By Yvette tenBerge
Teams from four San Diego area
high schools presented their designs for automobiles of the future
before a panel of judges at San Diego State University on Tuesday
in DaimlerChrysler's annual "Build Your Dream Vehicle"
The contest aims at encouraging students to utilize technology and design to invent futuristic, environmentally-friendly concept vehicles. In doing so, students are required to create three-dimensional models and drawings of their vehicles, as well as to develop marketing plans. The program provides students with the chance to apply classroom learning to real-life situations by stressing teamwork, marketing, finance, ergonomics, production planning and communication strategies.
"This [competition] offers a good challenge and good experience for students. They are able to present to professionals who will give them real-world feedback in a career that they might want to go into. One of the nice things about this contest is that you have students watching students. It becomes a competition within the school for students to better themselves," says Mark Ederer, the Technical Engineering teacher at Crawford High School who brought two teams to this year's competition. "When you have students asking how they can better themselves, powerful learning is taking place. Students need to have an appreciation of education, and this program gives them that whether they win or lose."

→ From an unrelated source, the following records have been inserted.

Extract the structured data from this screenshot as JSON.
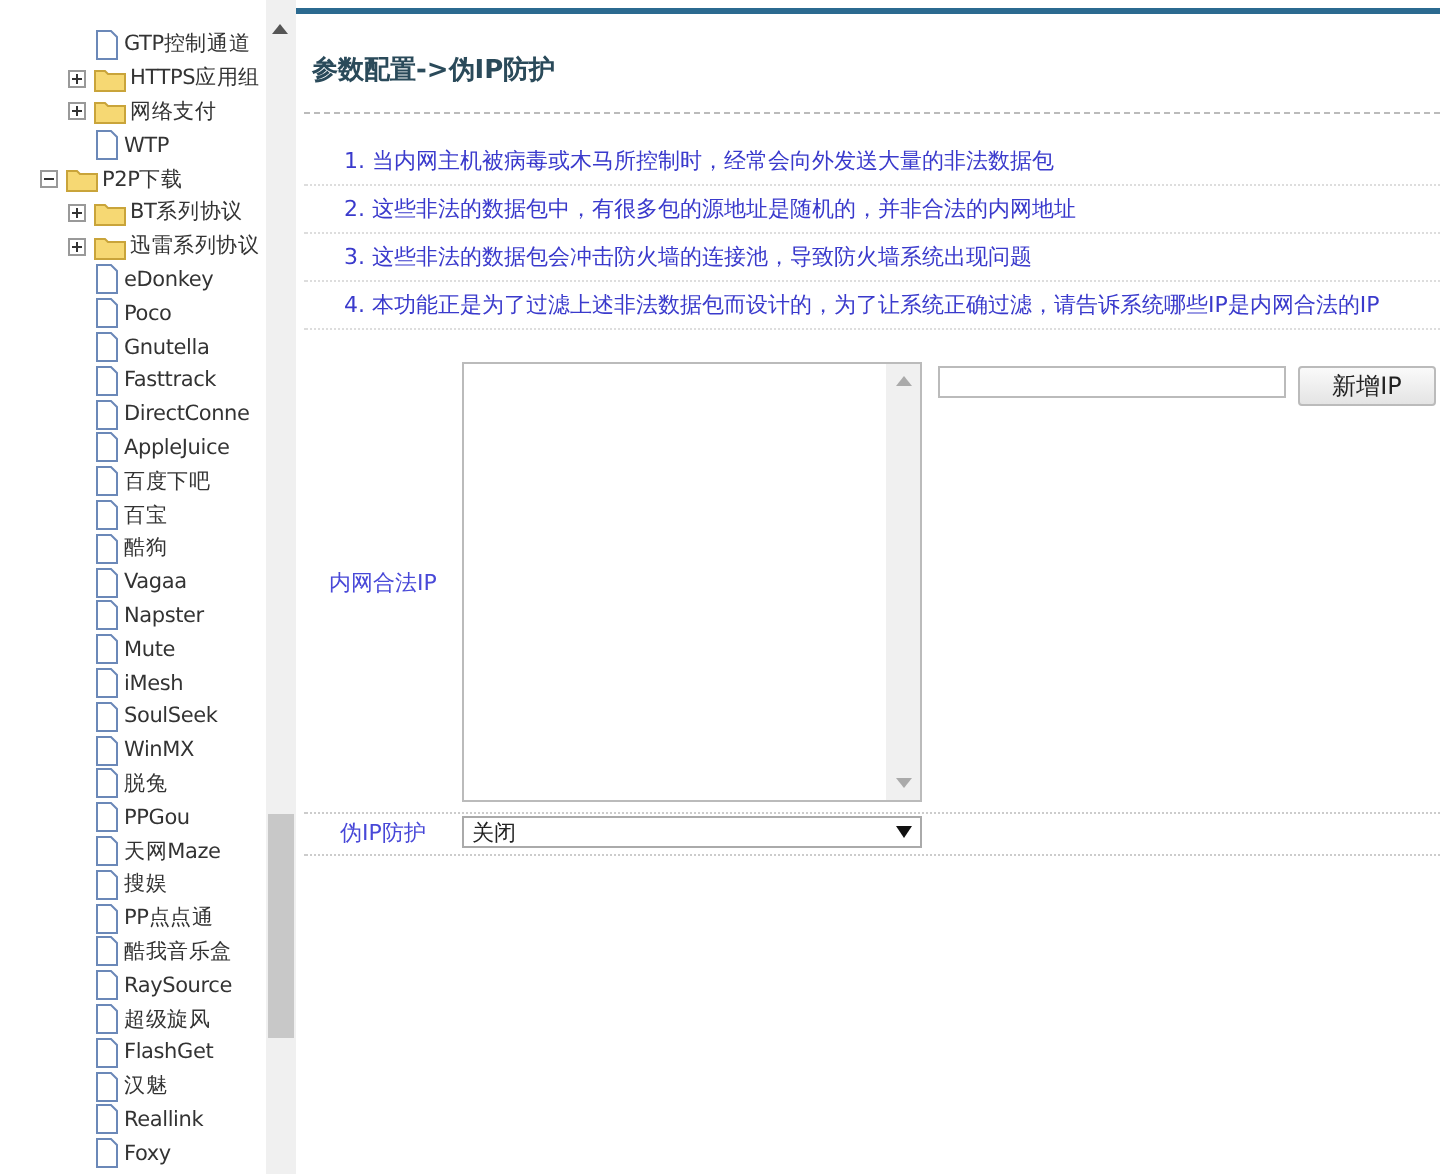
{
  "sidebar": {
    "continued_items": [
      {
        "label": "GTP控制通道",
        "kind": "file"
      },
      {
        "label": "HTTPS应用组",
        "kind": "folder",
        "expanded": false
      },
      {
        "label": "网络支付",
        "kind": "folder",
        "expanded": false
      },
      {
        "label": "WTP",
        "kind": "file"
      }
    ],
    "tree": [
      {
        "label": "P2P下载",
        "kind": "folder",
        "expanded": true,
        "children": [
          {
            "label": "BT系列协议",
            "kind": "folder",
            "expanded": false
          },
          {
            "label": "迅雷系列协议",
            "kind": "folder",
            "expanded": false
          },
          {
            "label": "eDonkey",
            "kind": "file"
          },
          {
            "label": "Poco",
            "kind": "file"
          },
          {
            "label": "Gnutella",
            "kind": "file"
          },
          {
            "label": "Fasttrack",
            "kind": "file"
          },
          {
            "label": "DirectConne",
            "kind": "file"
          },
          {
            "label": "AppleJuice",
            "kind": "file"
          },
          {
            "label": "百度下吧",
            "kind": "file"
          },
          {
            "label": "百宝",
            "kind": "file"
          },
          {
            "label": "酷狗",
            "kind": "file"
          },
          {
            "label": "Vagaa",
            "kind": "file"
          },
          {
            "label": "Napster",
            "kind": "file"
          },
          {
            "label": "Mute",
            "kind": "file"
          },
          {
            "label": "iMesh",
            "kind": "file"
          },
          {
            "label": "SoulSeek",
            "kind": "file"
          },
          {
            "label": "WinMX",
            "kind": "file"
          },
          {
            "label": "脱兔",
            "kind": "file"
          },
          {
            "label": "PPGou",
            "kind": "file"
          },
          {
            "label": "天网Maze",
            "kind": "file"
          },
          {
            "label": "搜娱",
            "kind": "file"
          },
          {
            "label": "PP点点通",
            "kind": "file"
          },
          {
            "label": "酷我音乐盒",
            "kind": "file"
          },
          {
            "label": "RaySource",
            "kind": "file"
          },
          {
            "label": "超级旋风",
            "kind": "file"
          },
          {
            "label": "FlashGet",
            "kind": "file"
          },
          {
            "label": "汉魅",
            "kind": "file"
          },
          {
            "label": "Reallink",
            "kind": "file"
          },
          {
            "label": "Foxy",
            "kind": "file"
          }
        ]
      }
    ]
  },
  "page_title": "参数配置->伪IP防护",
  "notes": [
    "1. 当内网主机被病毒或木马所控制时，经常会向外发送大量的非法数据包",
    "2. 这些非法的数据包中，有很多包的源地址是随机的，并非合法的内网地址",
    "3. 这些非法的数据包会冲击防火墙的连接池，导致防火墙系统出现问题",
    "4. 本功能正是为了过滤上述非法数据包而设计的，为了让系统正确过滤，请告诉系统哪些IP是内网合法的IP"
  ],
  "form": {
    "legal_ip": {
      "label": "内网合法IP",
      "add_button": "新增IP"
    },
    "protection": {
      "label": "伪IP防护",
      "value": "关闭"
    }
  }
}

Elaborate Powerpoint presentations, carefully constructed plastic models (one with working electrical headlights, turn signals and fog lights) and oral presentations recited from memory made it obvious that these students had put a great deal of time and hard work into their projects. The effort dedicated to this contest, as a group of Crawford seniors points out, comes on top of sports, after-school and weekend jobs and a full course load that includes A.P. classes. Participation is a sacrifice, to say the least, but one these students consider well worth it.

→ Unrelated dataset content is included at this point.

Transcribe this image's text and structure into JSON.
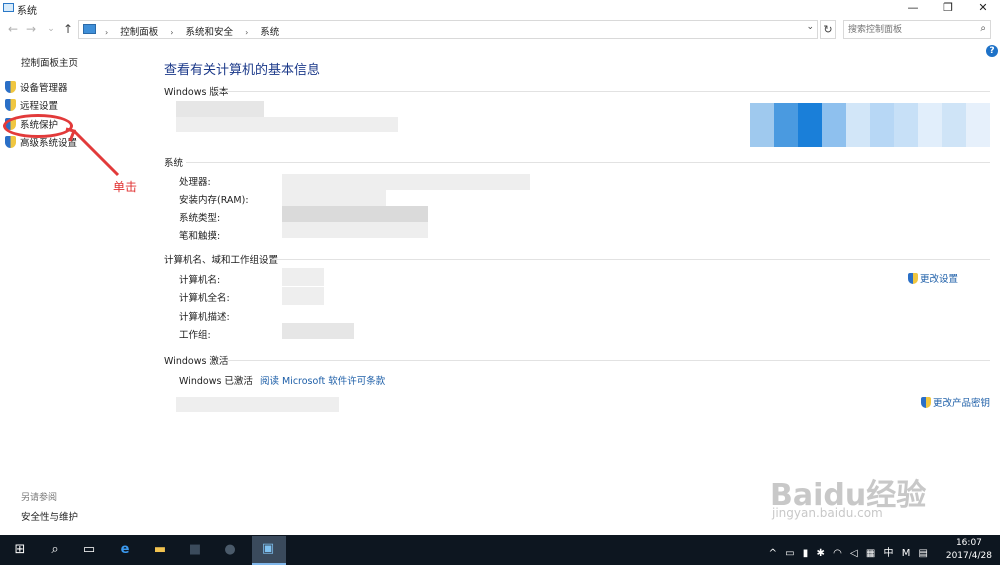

"We came back this year because we wanted to take vengeance instead of second place like we did last year. A lot of us want to be engineers, which is why I took the class last year. Our team wasn't offered [the chance to take Mr. Ederer's class] this year, so we did this entire project on our own time. This week alone we must have put in close to 50 hours," says Jason Robertson, a 17 year-old Crawford student whose extracurricular activities include football, tennis and wrestling. "A lot of kids [at our school] are skeptical because we sit there and carry around our model. They might think that it's ugly, but if we [had won], they'd all want to be our best friends."